◆ EXERCISE GOAL: Every single line below has to be printed once more, exactly.

· · · · ·

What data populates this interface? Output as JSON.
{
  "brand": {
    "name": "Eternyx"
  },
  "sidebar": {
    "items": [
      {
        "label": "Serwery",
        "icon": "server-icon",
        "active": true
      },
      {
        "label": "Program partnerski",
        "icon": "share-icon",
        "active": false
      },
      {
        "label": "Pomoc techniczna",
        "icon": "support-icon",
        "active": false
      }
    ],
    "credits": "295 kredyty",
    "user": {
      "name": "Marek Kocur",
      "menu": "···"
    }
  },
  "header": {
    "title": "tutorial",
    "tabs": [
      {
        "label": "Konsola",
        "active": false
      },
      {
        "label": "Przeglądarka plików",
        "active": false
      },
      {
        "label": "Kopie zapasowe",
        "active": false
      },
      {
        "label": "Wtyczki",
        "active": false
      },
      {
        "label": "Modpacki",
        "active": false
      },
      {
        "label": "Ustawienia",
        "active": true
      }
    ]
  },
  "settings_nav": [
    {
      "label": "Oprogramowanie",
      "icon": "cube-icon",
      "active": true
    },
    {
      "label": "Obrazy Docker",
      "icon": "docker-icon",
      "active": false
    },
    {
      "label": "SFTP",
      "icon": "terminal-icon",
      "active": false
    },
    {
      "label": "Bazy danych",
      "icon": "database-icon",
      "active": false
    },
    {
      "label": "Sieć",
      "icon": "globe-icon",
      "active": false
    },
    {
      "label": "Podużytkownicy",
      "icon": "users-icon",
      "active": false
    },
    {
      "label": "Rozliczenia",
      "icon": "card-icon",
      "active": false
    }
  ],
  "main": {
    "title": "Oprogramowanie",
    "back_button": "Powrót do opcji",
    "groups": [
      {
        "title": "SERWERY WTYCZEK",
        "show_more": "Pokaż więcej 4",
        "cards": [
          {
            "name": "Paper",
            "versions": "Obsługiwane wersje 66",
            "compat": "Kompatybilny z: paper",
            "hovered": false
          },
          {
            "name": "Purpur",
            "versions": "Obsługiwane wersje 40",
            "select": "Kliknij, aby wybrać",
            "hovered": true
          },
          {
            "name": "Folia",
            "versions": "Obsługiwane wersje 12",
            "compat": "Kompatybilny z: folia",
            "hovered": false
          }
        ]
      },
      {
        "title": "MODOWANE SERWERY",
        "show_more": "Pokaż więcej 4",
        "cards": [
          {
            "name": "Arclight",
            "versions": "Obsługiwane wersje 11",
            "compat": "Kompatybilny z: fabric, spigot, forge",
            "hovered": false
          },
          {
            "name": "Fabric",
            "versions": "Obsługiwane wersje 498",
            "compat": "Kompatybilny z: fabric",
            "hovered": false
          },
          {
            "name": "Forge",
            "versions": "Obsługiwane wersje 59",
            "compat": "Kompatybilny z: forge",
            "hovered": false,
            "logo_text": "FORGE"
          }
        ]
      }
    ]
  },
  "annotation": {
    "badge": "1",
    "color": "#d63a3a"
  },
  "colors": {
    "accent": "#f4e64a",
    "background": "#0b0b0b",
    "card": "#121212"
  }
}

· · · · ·

◆ ANSWER AREA:
What data populates this interface? Output as JSON.
{
  "brand": {
    "name": "Eternyx"
  },
  "sidebar": {
    "items": [
      {
        "label": "Serwery",
        "icon": "server-icon",
        "active": true
      },
      {
        "label": "Program partnerski",
        "icon": "share-icon",
        "active": false
      },
      {
        "label": "Pomoc techniczna",
        "icon": "support-icon",
        "active": false
      }
    ],
    "credits": "295 kredyty",
    "user": {
      "name": "Marek Kocur",
      "menu": "···"
    }
  },
  "header": {
    "title": "tutorial",
    "tabs": [
      {
        "label": "Konsola",
        "active": false
      },
      {
        "label": "Przeglądarka plików",
        "active": false
      },
      {
        "label": "Kopie zapasowe",
        "active": false
      },
      {
        "label": "Wtyczki",
        "active": false
      },
      {
        "label": "Modpacki",
        "active": false
      },
      {
        "label": "Ustawienia",
        "active": true
      }
    ]
  },
  "settings_nav": [
    {
      "label": "Oprogramowanie",
      "icon": "cube-icon",
      "active": true
    },
    {
      "label": "Obrazy Docker",
      "icon": "docker-icon",
      "active": false
    },
    {
      "label": "SFTP",
      "icon": "terminal-icon",
      "active": false
    },
    {
      "label": "Bazy danych",
      "icon": "database-icon",
      "active": false
    },
    {
      "label": "Sieć",
      "icon": "globe-icon",
      "active": false
    },
    {
      "label": "Podużytkownicy",
      "icon": "users-icon",
      "active": false
    },
    {
      "label": "Rozliczenia",
      "icon": "card-icon",
      "active": false
    }
  ],
  "main": {
    "title": "Oprogramowanie",
    "back_button": "Powrót do opcji",
    "groups": [
      {
        "title": "SERWERY WTYCZEK",
        "show_more": "Pokaż więcej 4",
        "cards": [
          {
            "name": "Paper",
            "versions": "Obsługiwane wersje 66",
            "compat": "Kompatybilny z: paper",
            "hovered": false
          },
          {
            "name": "Purpur",
            "versions": "Obsługiwane wersje 40",
            "select": "Kliknij, aby wybrać",
            "hovered": true
          },
          {
            "name": "Folia",
            "versions": "Obsługiwane wersje 12",
            "compat": "Kompatybilny z: folia",
            "hovered": false
          }
        ]
      },
      {
        "title": "MODOWANE SERWERY",
        "show_more": "Pokaż więcej 4",
        "cards": [
          {
            "name": "Arclight",
            "versions": "Obsługiwane wersje 11",
            "compat": "Kompatybilny z: fabric, spigot, forge",
            "hovered": false
          },
          {
            "name": "Fabric",
            "versions": "Obsługiwane wersje 498",
            "compat": "Kompatybilny z: fabric",
            "hovered": false
          },
          {
            "name": "Forge",
            "versions": "Obsługiwane wersje 59",
            "compat": "Kompatybilny z: forge",
            "hovered": false,
            "logo_text": "FORGE"
          }
        ]
      }
    ]
  },
  "annotation": {
    "badge": "1",
    "color": "#d63a3a"
  },
  "colors": {
    "accent": "#f4e64a",
    "background": "#0b0b0b",
    "card": "#121212"
  }
}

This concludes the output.